My hunch is that Wordsworth’s poetry in particular is part of this covert “blindness” motif in Persuasion.

And I will end with a quotation from the beginning of the cancelled chapters of Persuasion, which, had it survived the cut, would have been the one and only place in the novel where Anne would have connected herself to “blindness”: 

“With all this knowledge of Mr E--& this authority to impart it, Anne left Westgate Buildgs--her mind deeply busy in revolving what she had heard, feeling, thinking, recalling & forseeing everything; shocked at Mr Elliot--sighing over future Kellynch, and pained for Lady Russell, whose confidence in him had been entire.--The Embarrassment which much be felt from this hour in his presence!--How to behave to him?--how to get rid of him?--what to do by any of the Party at home?—WHERE TO BE BLIND? where to be active?--It was altogether a confusion of Images & Doubts--a perplexity, an agitation which she could not see the end of--and she was in Gay St & still so much engrossed, that she started on being addressed by Adml Croft, as if he were a person unlikely to be met there.”

Perhaps Jane Austen removed that reference to blindness precisely because she realized she had perhaps  given too obvious a clue to Anne’s vision-impairment, and it was therefore necessary to “lop and crop”  that hint out of the text of the novel—and as a result, perhaps and ironically, JA made it so difficult for any reader of the novel to “see”  Anne’s near blindness, that it remained undetected for a century and a half until Hennedy saw it. And then it took another four decades for another reader (me) to read Hennedy armed with knowledge of Jane Austen’s shadow stories, and also with knowledge of Jane Austen’s deep interest in epistemology—how we know, how we perceive.

Viewed in that light, for Jane Austen to attempt the audacious literary experiment of hiding her heroine’s  vision impairment from her readers is really a very logical extension of her career-long focus on that universal aspect of human existence.

Cheers, ARNIE
@JaneAustenCode on Twitter

P.S.:  While I have not, as yet, done a close study of other Austen heroines to verify Anne’s uniqueness in regard to diminished visual perception (perhaps Marianne Dashwood or Mary Crawford are similar, as suggested by Diana and Diane, respectively), I think it likely at this point that Anne was not like any other heroine in this crucial and remarkable respect.

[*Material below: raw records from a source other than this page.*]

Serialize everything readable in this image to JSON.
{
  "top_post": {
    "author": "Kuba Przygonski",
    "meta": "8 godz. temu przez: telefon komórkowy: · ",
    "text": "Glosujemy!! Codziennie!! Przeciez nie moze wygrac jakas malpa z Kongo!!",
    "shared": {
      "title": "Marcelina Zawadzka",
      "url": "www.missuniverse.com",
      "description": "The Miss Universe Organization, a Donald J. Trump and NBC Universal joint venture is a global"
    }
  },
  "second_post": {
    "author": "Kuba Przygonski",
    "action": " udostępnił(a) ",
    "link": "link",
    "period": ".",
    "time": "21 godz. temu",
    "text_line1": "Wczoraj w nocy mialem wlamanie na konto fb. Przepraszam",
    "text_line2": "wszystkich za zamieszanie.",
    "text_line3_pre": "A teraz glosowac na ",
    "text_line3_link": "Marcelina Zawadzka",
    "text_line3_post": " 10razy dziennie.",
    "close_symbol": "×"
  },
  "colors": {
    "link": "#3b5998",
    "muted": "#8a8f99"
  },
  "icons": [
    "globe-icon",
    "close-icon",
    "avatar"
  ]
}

1 comment:

Ceri said...

Well it's an interesting argument but I think many of the times that she didn't see it's not that she couldn't see, but because she was thinking. E.g 'These were thoughts, with their attendant visions, which occupied and flurried her too much to leave her any power of observation' (Chapter 20)